Nenshi and Trudeau met at the end of the year, and discussed the current financial state of the city, which was once a hub of economic success in Canada, and which now needs a boost in diversified sectors like clean technology and new infrastructure to help it be more innovative and competitive. Nenshi is also looking for federal backing, or at least an indication of support, for a possible bid by the city to host the 2026 Olympics.
Another ally in Trudeau’s support for select pipelines is Alberta Premier Rachel Notley, who was in Ottawa with Trudeau when he announced the approval for the Kinder Morgan expansion and Enbridge’s Line 3 replacement project.
Shortly after hearing the news, Notley publicly lent support for Trudeau’s call for carbon tax, a move that has caused a great deal of controversy in the province, and harsh words against the NDP premier. Notley must work to pacify a population of Albertans who have faced tough economic and employment realities with the oil crash, while staying in the good books of a federal government aiming to phase-out fossil fuels.
One premier who was on the top 25 list of influential players in previous years is Kathleen Wynne, who some insiders
say has since fallen out of favour with the feds as she falls out of favour with her province. Wynne, who political insiders
say is smart and genuinely dedicated to the position, has experienced a steady decline in the polls. A recent Forum Research Poll found only a 13-per-cent approval rating for Wynne—the lowest number the market research firm has ever record for a sitting premier.
After more than a decade of control in Ontario, the provincial Liberals may very well lose the 2018 election. And while Wynne and Trudeau have enjoyed a friendly relationship in the past, Liberal insiders say he is likely trying to distance himself from the wild card, in the hopes that her poor public opinion doesn’t rub off on him.
Despite the skyrocketing hydro bills and the cries of outrage from the middle class as a result, Ontario’s economy is recovering well, and is still the largest in the country.

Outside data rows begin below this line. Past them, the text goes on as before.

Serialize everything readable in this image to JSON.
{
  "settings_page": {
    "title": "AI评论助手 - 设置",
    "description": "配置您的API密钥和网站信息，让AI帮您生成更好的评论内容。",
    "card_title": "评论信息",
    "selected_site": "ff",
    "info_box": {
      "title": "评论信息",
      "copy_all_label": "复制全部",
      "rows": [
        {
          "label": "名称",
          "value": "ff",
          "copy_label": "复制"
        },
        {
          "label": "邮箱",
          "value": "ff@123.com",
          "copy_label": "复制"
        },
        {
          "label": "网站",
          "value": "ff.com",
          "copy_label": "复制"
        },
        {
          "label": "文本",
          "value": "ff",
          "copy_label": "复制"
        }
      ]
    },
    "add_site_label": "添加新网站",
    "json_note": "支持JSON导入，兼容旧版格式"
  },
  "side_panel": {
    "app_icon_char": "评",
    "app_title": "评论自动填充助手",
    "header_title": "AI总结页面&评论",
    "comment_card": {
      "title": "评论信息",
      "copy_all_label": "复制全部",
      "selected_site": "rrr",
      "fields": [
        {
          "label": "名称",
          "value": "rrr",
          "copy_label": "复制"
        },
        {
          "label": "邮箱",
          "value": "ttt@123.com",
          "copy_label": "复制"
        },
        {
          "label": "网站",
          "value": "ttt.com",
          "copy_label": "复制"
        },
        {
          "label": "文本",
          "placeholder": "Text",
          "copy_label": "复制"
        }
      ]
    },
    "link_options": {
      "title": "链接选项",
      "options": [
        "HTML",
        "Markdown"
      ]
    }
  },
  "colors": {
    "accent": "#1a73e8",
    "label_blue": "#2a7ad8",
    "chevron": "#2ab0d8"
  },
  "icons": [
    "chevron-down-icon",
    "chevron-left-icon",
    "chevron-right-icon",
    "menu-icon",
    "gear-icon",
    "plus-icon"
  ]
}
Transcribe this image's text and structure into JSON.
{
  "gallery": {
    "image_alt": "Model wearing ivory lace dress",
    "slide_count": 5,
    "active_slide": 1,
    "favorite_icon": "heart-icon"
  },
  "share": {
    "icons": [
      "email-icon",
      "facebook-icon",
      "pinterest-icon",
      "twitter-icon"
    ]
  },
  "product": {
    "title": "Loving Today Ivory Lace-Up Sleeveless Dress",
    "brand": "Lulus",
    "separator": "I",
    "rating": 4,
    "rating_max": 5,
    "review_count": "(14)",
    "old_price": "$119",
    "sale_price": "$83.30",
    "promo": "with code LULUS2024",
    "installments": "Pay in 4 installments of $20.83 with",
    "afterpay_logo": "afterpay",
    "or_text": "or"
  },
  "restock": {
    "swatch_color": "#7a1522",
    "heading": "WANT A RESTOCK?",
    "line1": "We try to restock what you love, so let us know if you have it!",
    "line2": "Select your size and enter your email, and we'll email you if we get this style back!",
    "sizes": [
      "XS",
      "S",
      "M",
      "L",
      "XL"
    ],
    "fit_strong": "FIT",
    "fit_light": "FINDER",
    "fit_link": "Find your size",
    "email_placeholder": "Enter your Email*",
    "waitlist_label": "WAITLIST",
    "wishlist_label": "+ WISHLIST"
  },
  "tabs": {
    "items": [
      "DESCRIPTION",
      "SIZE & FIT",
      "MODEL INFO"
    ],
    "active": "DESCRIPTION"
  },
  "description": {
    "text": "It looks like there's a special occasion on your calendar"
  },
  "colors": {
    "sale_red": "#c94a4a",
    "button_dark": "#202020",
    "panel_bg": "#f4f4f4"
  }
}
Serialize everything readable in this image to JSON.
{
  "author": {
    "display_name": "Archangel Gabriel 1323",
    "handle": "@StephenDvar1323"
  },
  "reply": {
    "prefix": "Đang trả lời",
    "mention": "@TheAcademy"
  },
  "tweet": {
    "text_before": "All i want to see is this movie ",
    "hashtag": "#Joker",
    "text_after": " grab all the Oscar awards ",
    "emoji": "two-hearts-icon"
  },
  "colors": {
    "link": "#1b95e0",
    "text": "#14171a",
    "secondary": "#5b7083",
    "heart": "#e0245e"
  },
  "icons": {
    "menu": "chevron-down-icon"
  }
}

This means that until at least 2018—or before, if she resigns, which she is adamant she will not do—Wynne is still the chief of Canada’s economic heavyweight, and therefore, a perhaps unwanted Liberal ally amongst the premiers.